LONDON — The Iranian government is fast-tracking an atomic-weapons program and has allocated $2.5 billion to either buy three nuclear warheads or produce them at home, an organization of Iranian exiles claimed yesterday.
The National Council of Resistance of Iran (NCRI), an umbrella body of exiled opposition groups, said Tehran is speeding up efforts to build a plutonium bomb by 2007.
Iran’s supreme leader, Ayatollah Ali Khamenei, is determined that Iran will have a nuclear arsenal and that Tehran ?would acquire the warheads by their own means or buy them abroad,? NCRI official Mohammad Mohaddessin said.
Mr. Mohaddessin, chairman of the exile group’s foreign affairs committee, told reporters in Paris that he received news of the funds allocated for the warheads only yesterday morning.
He declined to reveal his source, nor did he disclose which country could have provided the warheads.
The main force behind the NCRI is the People’s Mojahedin, also known as Mojahedin Khalq. Until recently it has waged war on fundamentalist Iran from bases in Iraq. The administration of Ronald Reagan branded it as a terrorist organization.
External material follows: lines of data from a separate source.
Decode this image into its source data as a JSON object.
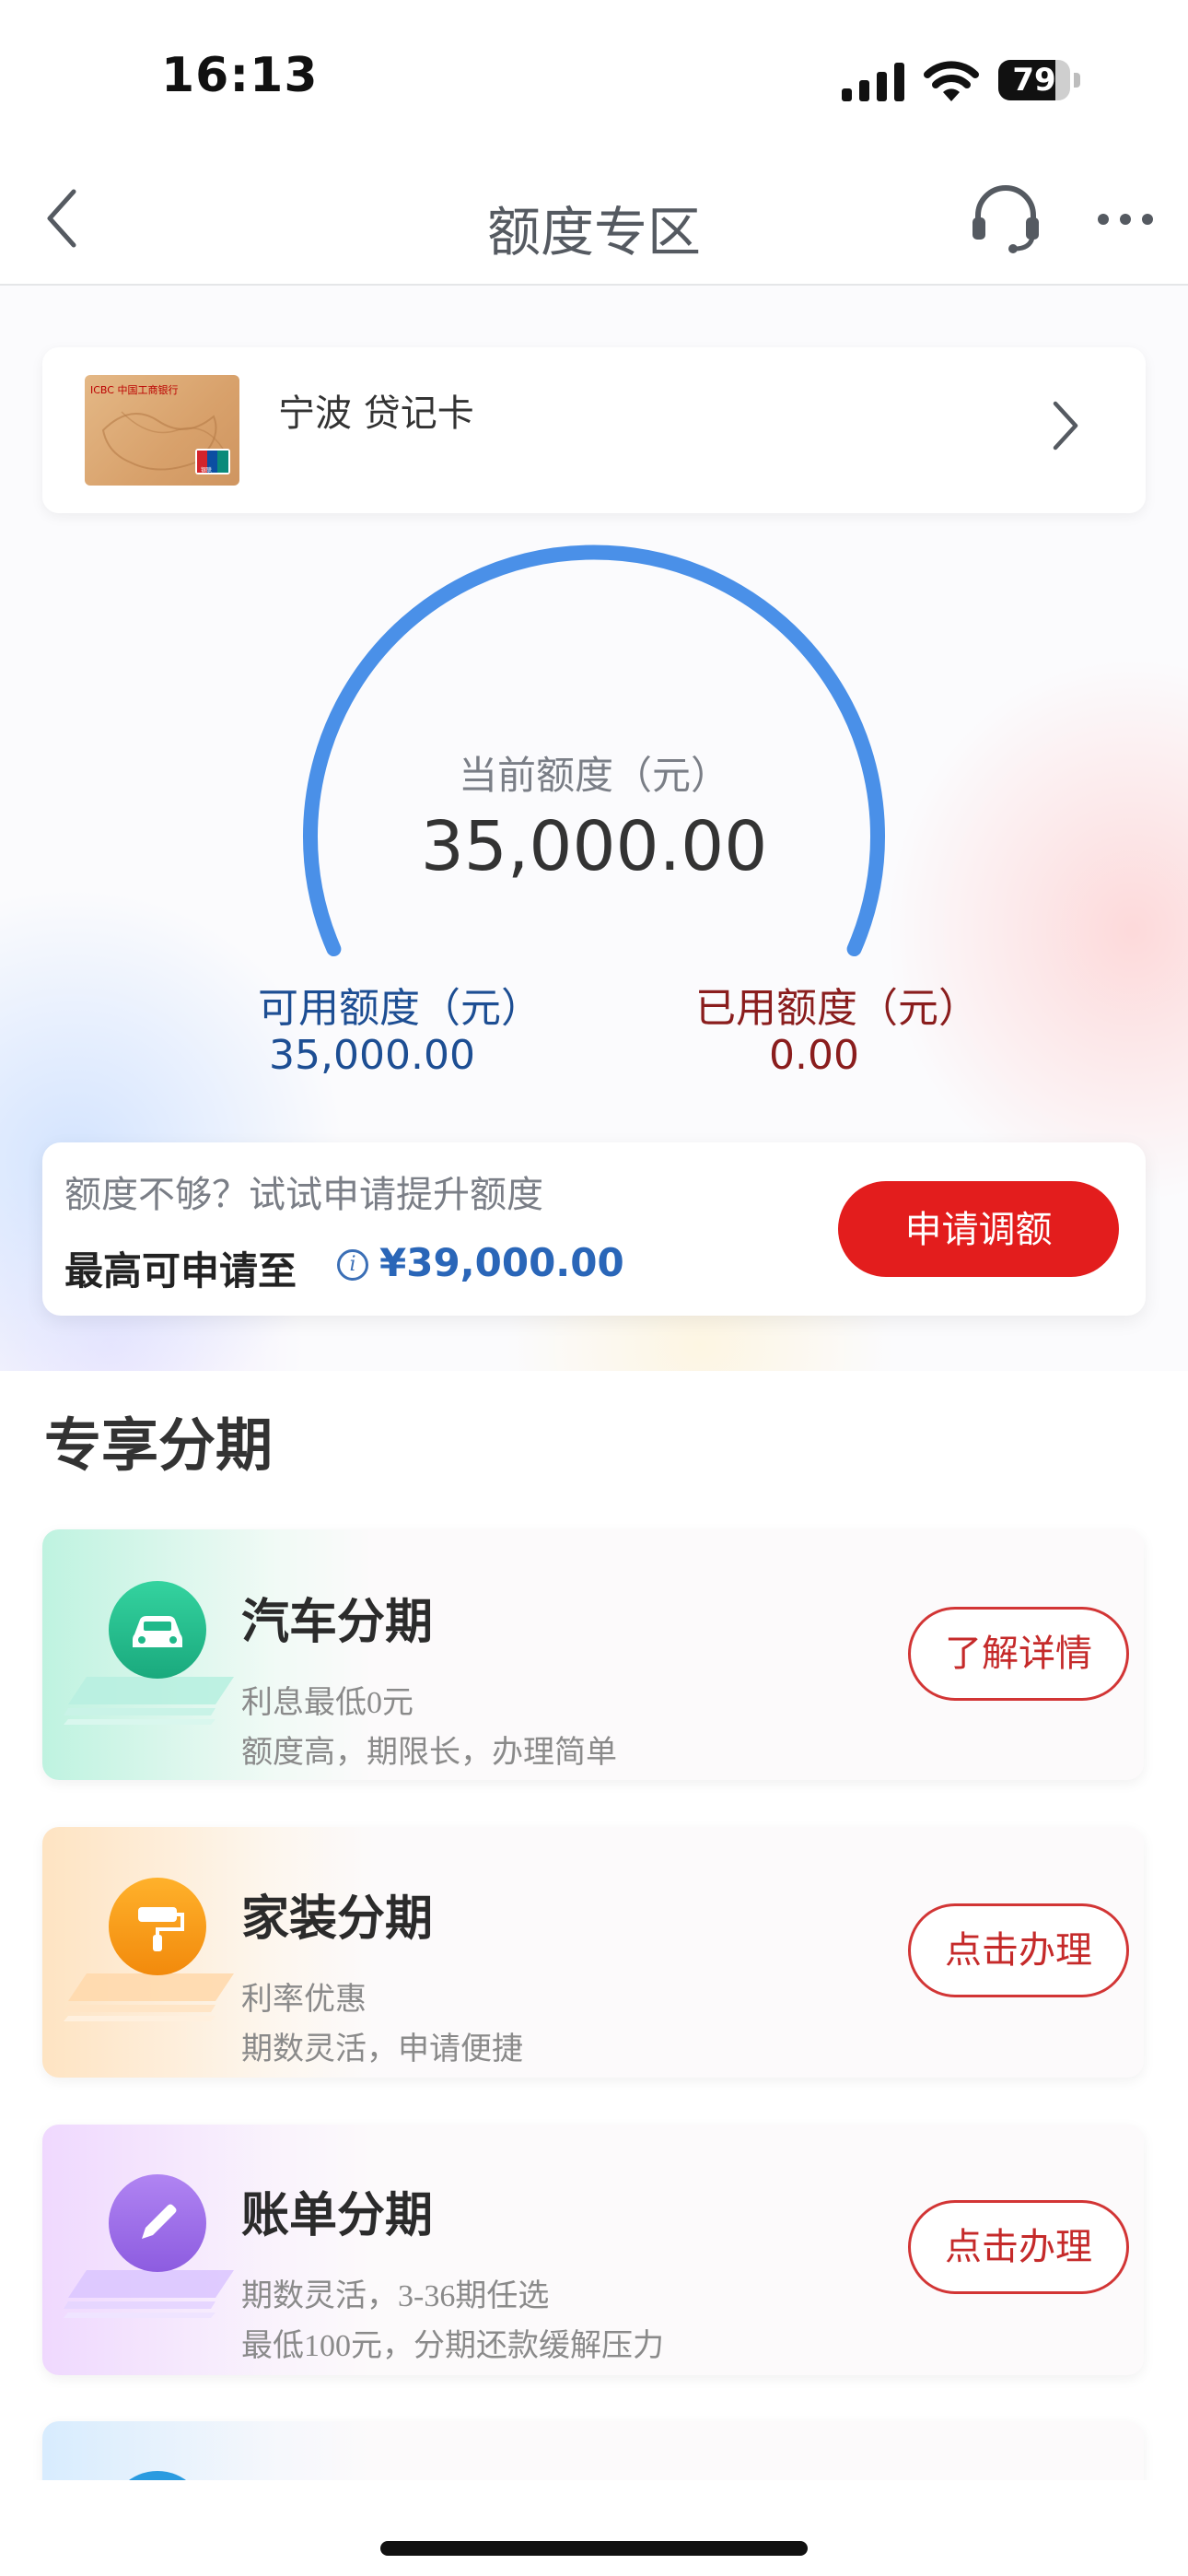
{
  "status_bar": {
    "time": "16:13",
    "battery": "79",
    "battery_level": 0.79
  },
  "nav": {
    "title": "额度专区",
    "back_icon": "chevron-left-icon",
    "service_icon": "headset-icon",
    "more_icon": "more-dots-icon"
  },
  "card": {
    "name": "宁波 贷记卡",
    "bank_text": "ICBC 中国工商银行",
    "brand": "银联"
  },
  "quota": {
    "current_label": "当前额度（元）",
    "current_value": "35,000.00",
    "available_label": "可用额度（元）",
    "available_value": "35,000.00",
    "used_label": "已用额度（元）",
    "used_value": "0.00",
    "used_fraction": 0
  },
  "increase": {
    "hint": "额度不够？试试申请提升额度",
    "max_label": "最高可申请至",
    "info_icon": "i",
    "max_value": "¥39,000.00",
    "button": "申请调额"
  },
  "section": {
    "title": "专享分期"
  },
  "products": [
    {
      "title": "汽车分期",
      "line1": "利息最低0元",
      "line2": "额度高，期限长，办理简单",
      "button": "了解详情",
      "icon": "car-icon",
      "color": "#1fb98a"
    },
    {
      "title": "家装分期",
      "line1": "利率优惠",
      "line2": "期数灵活，申请便捷",
      "button": "点击办理",
      "icon": "paint-roller-icon",
      "color": "#f59a16"
    },
    {
      "title": "账单分期",
      "line1": "期数灵活，3-36期任选",
      "line2": "最低100元，分期还款缓解压力",
      "button": "点击办理",
      "icon": "pencil-icon",
      "color": "#9a67e6"
    }
  ],
  "colors": {
    "accent_red": "#e31d1d",
    "gauge_blue": "#4a90e8",
    "link_blue": "#2a66b8"
  }
}
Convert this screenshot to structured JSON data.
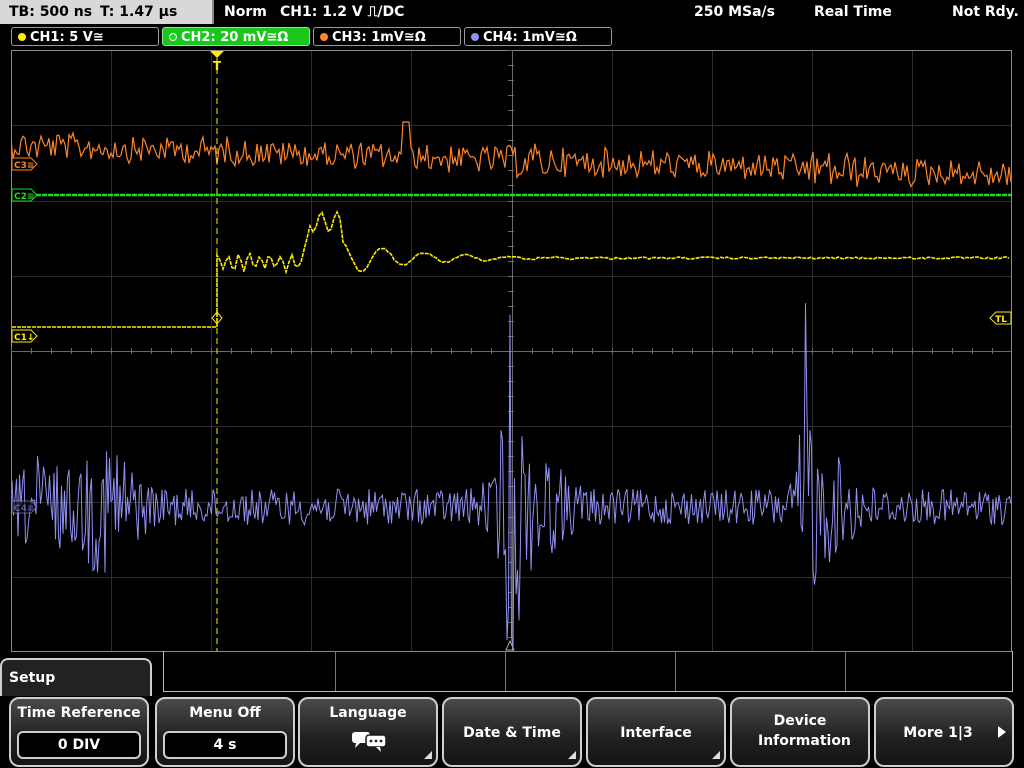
{
  "status": {
    "timebase": "TB: 500 ns",
    "trigger_time": "T: 1.47 µs",
    "mode": "Norm",
    "trigger_info": "CH1: 1.2 V ⎍/DC",
    "sample_rate": "250 MSa/s",
    "acq_mode": "Real Time",
    "state": "Not Rdy."
  },
  "channels": [
    {
      "label": "CH1: 5 V≅",
      "color": "#ffeb00",
      "active": false
    },
    {
      "label": "CH2: 20 mV≅Ω",
      "color": "#1fd821",
      "active": true
    },
    {
      "label": "CH3: 1mV≅Ω",
      "color": "#ff8426",
      "active": false
    },
    {
      "label": "CH4: 1mV≅Ω",
      "color": "#9090f0",
      "active": false
    }
  ],
  "markers": {
    "c3": "C3≡",
    "c2": "C2≡",
    "c1": "C1↓",
    "c4": "C4≡",
    "trigger_level": "TL",
    "trigger_pos": "T"
  },
  "menu": {
    "title": "Setup",
    "softkeys": [
      {
        "title": "Time Reference",
        "value": "0 DIV"
      },
      {
        "title": "Menu Off",
        "value": "4 s"
      },
      {
        "title": "Language",
        "icon": "speech-bubbles-icon"
      },
      {
        "title": "Date & Time"
      },
      {
        "title": "Interface"
      },
      {
        "title": "Device Information"
      },
      {
        "title": "More 1|3"
      }
    ]
  }
}
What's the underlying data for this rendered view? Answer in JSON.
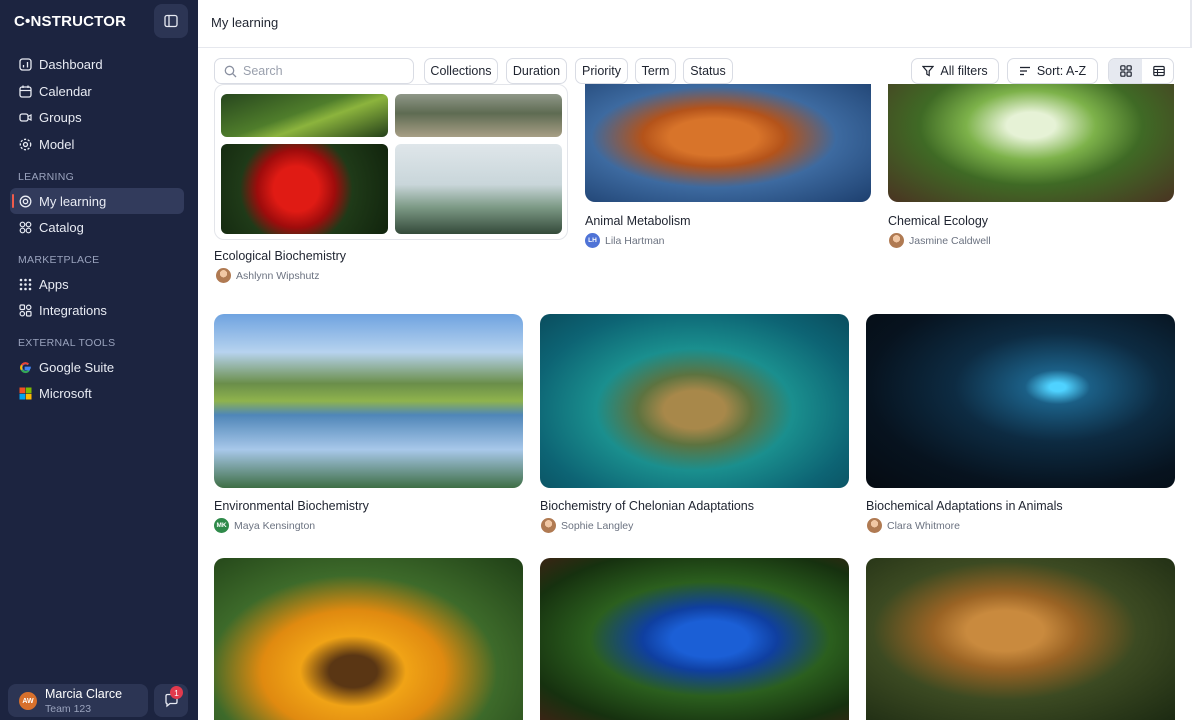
{
  "app": {
    "logo": "C•NSTRUCTOR"
  },
  "header": {
    "title": "My learning"
  },
  "sidebar": {
    "main_items": [
      {
        "label": "Dashboard",
        "icon": "dashboard-icon"
      },
      {
        "label": "Calendar",
        "icon": "calendar-icon"
      },
      {
        "label": "Groups",
        "icon": "groups-icon"
      },
      {
        "label": "Model",
        "icon": "model-icon"
      }
    ],
    "sections": {
      "learning": "LEARNING",
      "marketplace": "MARKETPLACE",
      "external_tools": "EXTERNAL TOOLS"
    },
    "learning_items": [
      {
        "label": "My learning",
        "icon": "my-learning-icon",
        "active": true
      },
      {
        "label": "Catalog",
        "icon": "catalog-icon"
      }
    ],
    "marketplace_items": [
      {
        "label": "Apps",
        "icon": "apps-icon"
      },
      {
        "label": "Integrations",
        "icon": "integrations-icon"
      }
    ],
    "external_items": [
      {
        "label": "Google Suite",
        "icon": "google-icon"
      },
      {
        "label": "Microsoft",
        "icon": "microsoft-icon"
      }
    ],
    "user": {
      "name": "Marcia Clarce",
      "team": "Team 123",
      "initials": "AW"
    },
    "chat_badge": "1"
  },
  "toolbar": {
    "search_placeholder": "Search",
    "filters": [
      "Collections",
      "Duration",
      "Priority",
      "Term",
      "Status"
    ],
    "all_filters": "All filters",
    "sort": "Sort: A-Z"
  },
  "courses": [
    {
      "title": "Ecological Biochemistry",
      "author": "Ashlynn Wipshutz"
    },
    {
      "title": "Animal Metabolism",
      "author": "Lila Hartman",
      "initials": "LH"
    },
    {
      "title": "Chemical Ecology",
      "author": "Jasmine Caldwell"
    },
    {
      "title": "Environmental Biochemistry",
      "author": "Maya Kensington",
      "initials": "MK"
    },
    {
      "title": "Biochemistry of Chelonian Adaptations",
      "author": "Sophie Langley"
    },
    {
      "title": "Biochemical Adaptations in Animals",
      "author": "Clara Whitmore"
    }
  ],
  "colors": {
    "sidebar_bg": "#1c2440",
    "active_accent": "#ef5b4b",
    "badge": "#e23a4d"
  }
}
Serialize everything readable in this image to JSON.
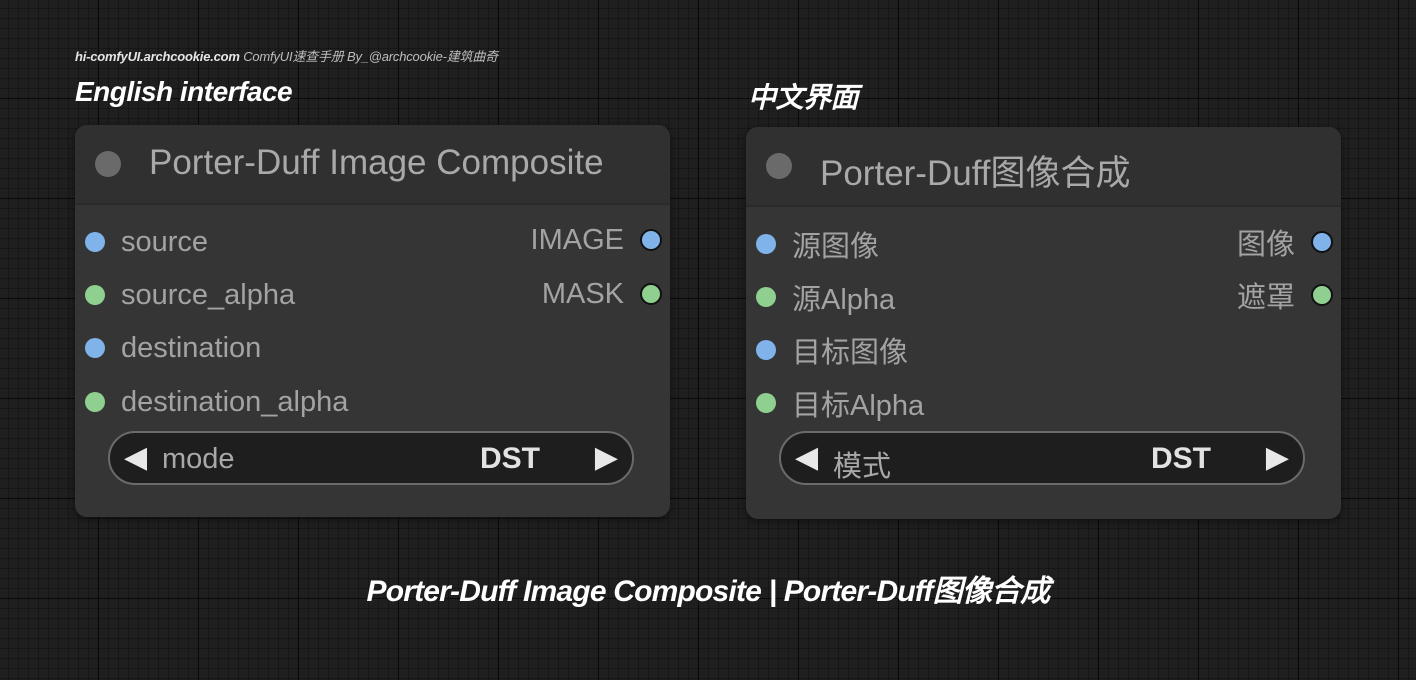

?Khamenei has told [Iranian Defense Minister Ali] Shamkhani … that obtaining a nuclear bomb would guarantee the survival of the Iranian regime forever,? Mr. Mohaddessin said.
The NCRI seeks the overthrow of Iran’s clerical rulers and is listed as a terrorist organization by the European Union, as well as the United States.
Mr. Mohaddessin said Ayatollah Khamenei ordered $2.5 billion in funding for the warheads in mid-2004.
He also said the Iranian government is stepping up work on a heavy-water reactor in Arak, about 150 miles south of Tehran, that could come up with enough plutonium to manufacture one nuclear bomb a year.
?The regime told the International Atomic Energy Agency that the reactor would be operational in 2014; in reality, they want to start it in 2006 or 2007,? Mr. Mohaddessin said.
Iran is prepared to produce 22 pounds of plutonium ?between now and 2006-07,? he added.
Tehran has steadfastly maintained that its nuclear program is intended solely for peaceful purposes, including the generation of electricity. But both the United States and some European Union members are concerned that Iran could use that same program to produce atomic weapons.
Britain, France and Germany are negotiating with Tehran to try to get Iran to provide ?objective guarantees? that its nuclear program will not be turned to weapons production.
The NCRI exiles have stepped up the pressure on Western nations to take steps against Iran. The group said last year that a Pakistani scientist who is known to have sold nuclear secrets abroad has provided Tehran with the blueprints for a nuclear bomb.